→ **Data excerpts**
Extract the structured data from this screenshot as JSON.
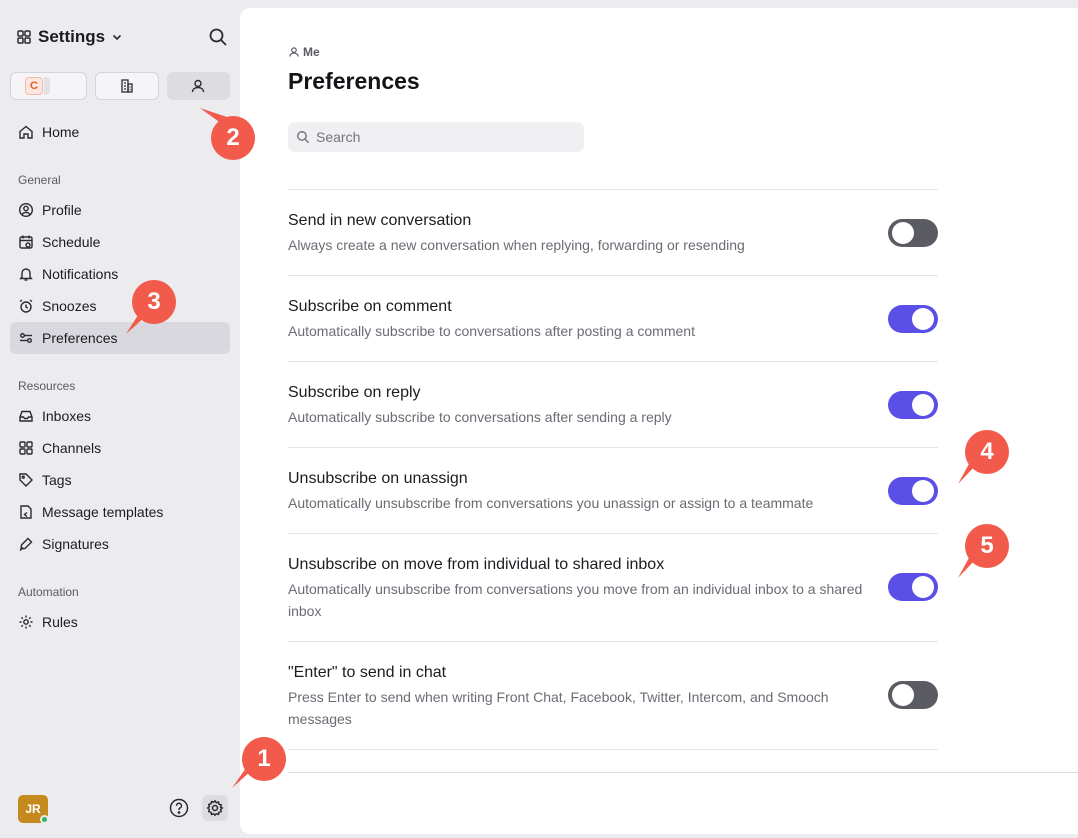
{
  "sidebar": {
    "title": "Settings",
    "company_badge": "C",
    "home": "Home",
    "sections": {
      "general": {
        "label": "General",
        "items": [
          "Profile",
          "Schedule",
          "Notifications",
          "Snoozes",
          "Preferences"
        ]
      },
      "resources": {
        "label": "Resources",
        "items": [
          "Inboxes",
          "Channels",
          "Tags",
          "Message templates",
          "Signatures"
        ]
      },
      "automation": {
        "label": "Automation",
        "items": [
          "Rules"
        ]
      }
    },
    "active_item": "Preferences",
    "user_initials": "JR"
  },
  "main": {
    "breadcrumb": "Me",
    "title": "Preferences",
    "search_placeholder": "Search",
    "settings": [
      {
        "title": "Send in new conversation",
        "desc": "Always create a new conversation when replying, forwarding or resending",
        "on": false
      },
      {
        "title": "Subscribe on comment",
        "desc": "Automatically subscribe to conversations after posting a comment",
        "on": true
      },
      {
        "title": "Subscribe on reply",
        "desc": "Automatically subscribe to conversations after sending a reply",
        "on": true
      },
      {
        "title": "Unsubscribe on unassign",
        "desc": "Automatically unsubscribe from conversations you unassign or assign to a teammate",
        "on": true
      },
      {
        "title": "Unsubscribe on move from individual to shared inbox",
        "desc": "Automatically unsubscribe from conversations you move from an individual inbox to a shared inbox",
        "on": true
      },
      {
        "title": "\"Enter\" to send in chat",
        "desc": "Press Enter to send when writing Front Chat, Facebook, Twitter, Intercom, and Smooch messages",
        "on": false
      }
    ]
  },
  "callouts": [
    "1",
    "2",
    "3",
    "4",
    "5"
  ],
  "colors": {
    "accent": "#5a4fe6",
    "toggle_off": "#5b5b63",
    "callout": "#f25a4b",
    "sidebar_bg": "#ececef"
  }
}
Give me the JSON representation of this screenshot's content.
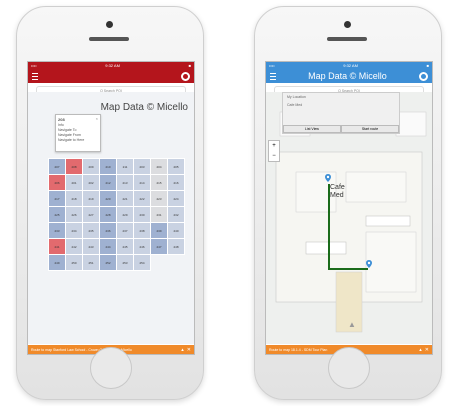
{
  "left": {
    "status": {
      "carrier": "•••• ",
      "time": "9:32 AM",
      "battery": "■"
    },
    "title": "",
    "search": "Q Search POI",
    "map_credit": "Map Data © Micello",
    "popup": {
      "title": "208",
      "close": "×",
      "items": [
        "Info",
        "Navigate To",
        "Navigate From",
        "Navigate to Here"
      ]
    },
    "bottom_bar": "Route to map Stanford Law School - Crown Quadrangle - Micello",
    "rooms": [
      "207",
      "208",
      "209",
      "210",
      "211",
      "203",
      "204",
      "205",
      "206",
      "201",
      "202",
      "212",
      "213",
      "214",
      "215",
      "216",
      "217",
      "218",
      "219",
      "220",
      "221",
      "222",
      "223",
      "224",
      "225",
      "226",
      "227",
      "228",
      "229",
      "230",
      "231",
      "232",
      "233",
      "234",
      "235",
      "236",
      "237",
      "238",
      "239",
      "240",
      "241",
      "242",
      "243",
      "244",
      "245",
      "246",
      "247",
      "248",
      "249",
      "250",
      "251",
      "252",
      "253",
      "254"
    ]
  },
  "right": {
    "status": {
      "carrier": "••••",
      "time": "9:32 AM",
      "battery": "■"
    },
    "title": "Map Data © Micello",
    "search": "Q Search POI",
    "dropdown": {
      "items": [
        "My Location",
        "Cafe Med"
      ],
      "buttons": [
        "List View",
        "Start route"
      ]
    },
    "cafe_label_1": "Cafe",
    "cafe_label_2": "Med",
    "bottom_bar": "Route to map 18.1.4 - SDM Tour Plan",
    "zoom": {
      "plus": "+",
      "minus": "−"
    },
    "up_arrow": "▲"
  },
  "colors": {
    "left_bar": "#b4151c",
    "right_bar": "#3d8fd6",
    "bottom_bar": "#f08a2a",
    "room": "#c9d2e2",
    "room_highlight": "#e26a6e",
    "route": "#1a6b1a"
  }
}
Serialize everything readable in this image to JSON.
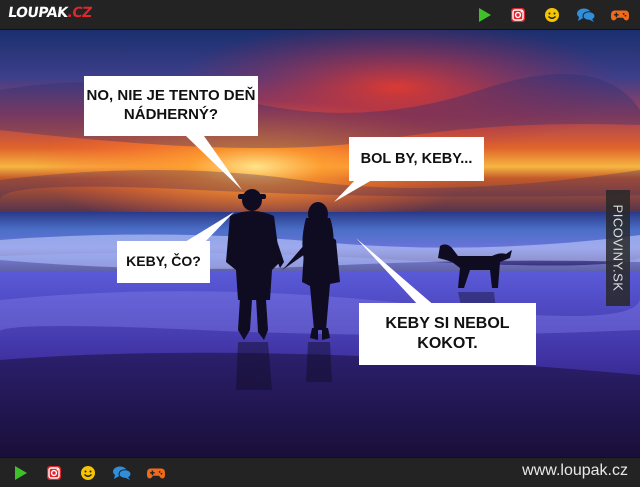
{
  "header": {
    "logo_text": "LOUPAK",
    "logo_dot": ".",
    "logo_tld": "CZ",
    "icons": [
      "play-icon",
      "instagram-icon",
      "smiley-icon",
      "chat-icon",
      "gamepad-icon"
    ]
  },
  "meme": {
    "bubble_1": "NO, NIE JE TENTO DEŇ NÁDHERNÝ?",
    "bubble_2": "BOL BY, KEBY...",
    "bubble_3": "KEBY, ČO?",
    "bubble_4": "KEBY SI NEBOL KOKOT.",
    "watermark": "PICOVINY.SK"
  },
  "footer": {
    "site_url": "www.loupak.cz",
    "icons": [
      "play-icon",
      "instagram-icon",
      "smiley-icon",
      "chat-icon",
      "gamepad-icon"
    ]
  },
  "colors": {
    "bar_bg": "#232323",
    "play_green": "#3fbf2a",
    "instagram_red": "#e0262d",
    "smiley_yellow": "#f5c400",
    "chat_blue": "#2f8fdc",
    "gamepad_orange": "#f06a1a"
  }
}
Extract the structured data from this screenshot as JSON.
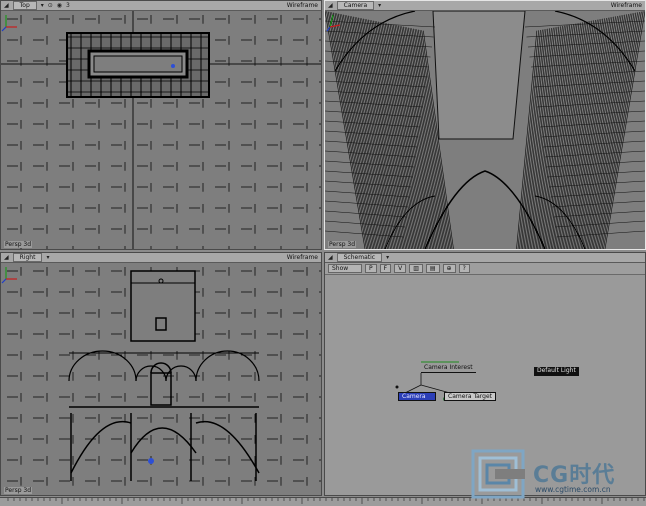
{
  "viewports": [
    {
      "id": "top",
      "label": "Top",
      "shading": "Wireframe",
      "icons": [
        "3"
      ],
      "active": false
    },
    {
      "id": "camera",
      "label": "Camera",
      "shading": "Wireframe",
      "icons": [],
      "active": true
    },
    {
      "id": "right",
      "label": "Right",
      "shading": "Wireframe",
      "icons": [],
      "active": false
    },
    {
      "id": "schematic",
      "label": "Schematic",
      "shading": "",
      "icons": [],
      "active": false
    }
  ],
  "persp_label": "Persp 3d",
  "schematic": {
    "toolbar": {
      "show_select": "Show",
      "buttons": [
        "P",
        "F",
        "V"
      ]
    },
    "nodes": {
      "parent": "Camera Interest",
      "child_selected": "Camera",
      "child_other": "Camera Target",
      "standalone": "Default Light"
    }
  },
  "timeline": {
    "ticks": [
      "",
      "",
      "",
      "",
      "",
      "",
      "",
      "",
      "",
      "",
      ""
    ]
  },
  "watermark": {
    "brand": "CG时代",
    "url": "www.cgtime.com.cn"
  },
  "colors": {
    "viewport_bg": "#7e7e7e",
    "wire": "#111111",
    "selected_node": "#2c3fb8",
    "axis_x": "#c81e1e",
    "axis_y": "#1e9a1e",
    "axis_z": "#1e3cc8"
  }
}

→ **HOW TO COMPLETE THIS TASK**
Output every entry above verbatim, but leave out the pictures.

→ **ANSWER AREA**
Extract the structured data from this screenshot as JSON.
{
  "sidebar": {
    "title": "Settings",
    "company_badge": "C",
    "home": "Home",
    "sections": {
      "general": {
        "label": "General",
        "items": [
          "Profile",
          "Schedule",
          "Notifications",
          "Snoozes",
          "Preferences"
        ]
      },
      "resources": {
        "label": "Resources",
        "items": [
          "Inboxes",
          "Channels",
          "Tags",
          "Message templates",
          "Signatures"
        ]
      },
      "automation": {
        "label": "Automation",
        "items": [
          "Rules"
        ]
      }
    },
    "active_item": "Preferences",
    "user_initials": "JR"
  },
  "main": {
    "breadcrumb": "Me",
    "title": "Preferences",
    "search_placeholder": "Search",
    "settings": [
      {
        "title": "Send in new conversation",
        "desc": "Always create a new conversation when replying, forwarding or resending",
        "on": false
      },
      {
        "title": "Subscribe on comment",
        "desc": "Automatically subscribe to conversations after posting a comment",
        "on": true
      },
      {
        "title": "Subscribe on reply",
        "desc": "Automatically subscribe to conversations after sending a reply",
        "on": true
      },
      {
        "title": "Unsubscribe on unassign",
        "desc": "Automatically unsubscribe from conversations you unassign or assign to a teammate",
        "on": true
      },
      {
        "title": "Unsubscribe on move from individual to shared inbox",
        "desc": "Automatically unsubscribe from conversations you move from an individual inbox to a shared inbox",
        "on": true
      },
      {
        "title": "\"Enter\" to send in chat",
        "desc": "Press Enter to send when writing Front Chat, Facebook, Twitter, Intercom, and Smooch messages",
        "on": false
      }
    ]
  },
  "callouts": [
    "1",
    "2",
    "3",
    "4",
    "5"
  ],
  "colors": {
    "accent": "#5a4fe6",
    "toggle_off": "#5b5b63",
    "callout": "#f25a4b",
    "sidebar_bg": "#ececef"
  }
}
Give me the JSON representation of this screenshot's content.
{
  "left": {
    "status": {
      "carrier": "•••• ",
      "time": "9:32 AM",
      "battery": "■"
    },
    "title": "",
    "search": "Q Search POI",
    "map_credit": "Map Data © Micello",
    "popup": {
      "title": "208",
      "close": "×",
      "items": [
        "Info",
        "Navigate To",
        "Navigate From",
        "Navigate to Here"
      ]
    },
    "bottom_bar": "Route to map Stanford Law School - Crown Quadrangle - Micello",
    "rooms": [
      "207",
      "208",
      "209",
      "210",
      "211",
      "203",
      "204",
      "205",
      "206",
      "201",
      "202",
      "212",
      "213",
      "214",
      "215",
      "216",
      "217",
      "218",
      "219",
      "220",
      "221",
      "222",
      "223",
      "224",
      "225",
      "226",
      "227",
      "228",
      "229",
      "230",
      "231",
      "232",
      "233",
      "234",
      "235",
      "236",
      "237",
      "238",
      "239",
      "240",
      "241",
      "242",
      "243",
      "244",
      "245",
      "246",
      "247",
      "248",
      "249",
      "250",
      "251",
      "252",
      "253",
      "254"
    ]
  },
  "right": {
    "status": {
      "carrier": "••••",
      "time": "9:32 AM",
      "battery": "■"
    },
    "title": "Map Data © Micello",
    "search": "Q Search POI",
    "dropdown": {
      "items": [
        "My Location",
        "Cafe Med"
      ],
      "buttons": [
        "List View",
        "Start route"
      ]
    },
    "cafe_label_1": "Cafe",
    "cafe_label_2": "Med",
    "bottom_bar": "Route to map 18.1.4 - SDM Tour Plan",
    "zoom": {
      "plus": "+",
      "minus": "−"
    },
    "up_arrow": "▲"
  },
  "colors": {
    "left_bar": "#b4151c",
    "right_bar": "#3d8fd6",
    "bottom_bar": "#f08a2a",
    "room": "#c9d2e2",
    "room_highlight": "#e26a6e",
    "route": "#1a6b1a"
  }
}
Serialize everything readable in this image to JSON.
{
  "header": {
    "logo_text": "LOUPAK",
    "logo_dot": ".",
    "logo_tld": "CZ",
    "icons": [
      "play-icon",
      "instagram-icon",
      "smiley-icon",
      "chat-icon",
      "gamepad-icon"
    ]
  },
  "meme": {
    "bubble_1": "NO, NIE JE TENTO DEŇ NÁDHERNÝ?",
    "bubble_2": "BOL BY, KEBY...",
    "bubble_3": "KEBY, ČO?",
    "bubble_4": "KEBY SI NEBOL KOKOT.",
    "watermark": "PICOVINY.SK"
  },
  "footer": {
    "site_url": "www.loupak.cz",
    "icons": [
      "play-icon",
      "instagram-icon",
      "smiley-icon",
      "chat-icon",
      "gamepad-icon"
    ]
  },
  "colors": {
    "bar_bg": "#232323",
    "play_green": "#3fbf2a",
    "instagram_red": "#e0262d",
    "smiley_yellow": "#f5c400",
    "chat_blue": "#2f8fdc",
    "gamepad_orange": "#f06a1a"
  }
}
Extract the structured data from this screenshot as JSON.
{
  "viewports": [
    {
      "id": "top",
      "label": "Top",
      "shading": "Wireframe",
      "icons": [
        "3"
      ],
      "active": false
    },
    {
      "id": "camera",
      "label": "Camera",
      "shading": "Wireframe",
      "icons": [],
      "active": true
    },
    {
      "id": "right",
      "label": "Right",
      "shading": "Wireframe",
      "icons": [],
      "active": false
    },
    {
      "id": "schematic",
      "label": "Schematic",
      "shading": "",
      "icons": [],
      "active": false
    }
  ],
  "persp_label": "Persp 3d",
  "schematic": {
    "toolbar": {
      "show_select": "Show",
      "buttons": [
        "P",
        "F",
        "V"
      ]
    },
    "nodes": {
      "parent": "Camera Interest",
      "child_selected": "Camera",
      "child_other": "Camera Target",
      "standalone": "Default Light"
    }
  },
  "timeline": {
    "ticks": [
      "",
      "",
      "",
      "",
      "",
      "",
      "",
      "",
      "",
      "",
      ""
    ]
  },
  "watermark": {
    "brand": "CG时代",
    "url": "www.cgtime.com.cn"
  },
  "colors": {
    "viewport_bg": "#7e7e7e",
    "wire": "#111111",
    "selected_node": "#2c3fb8",
    "axis_x": "#c81e1e",
    "axis_y": "#1e9a1e",
    "axis_z": "#1e3cc8"
  }
}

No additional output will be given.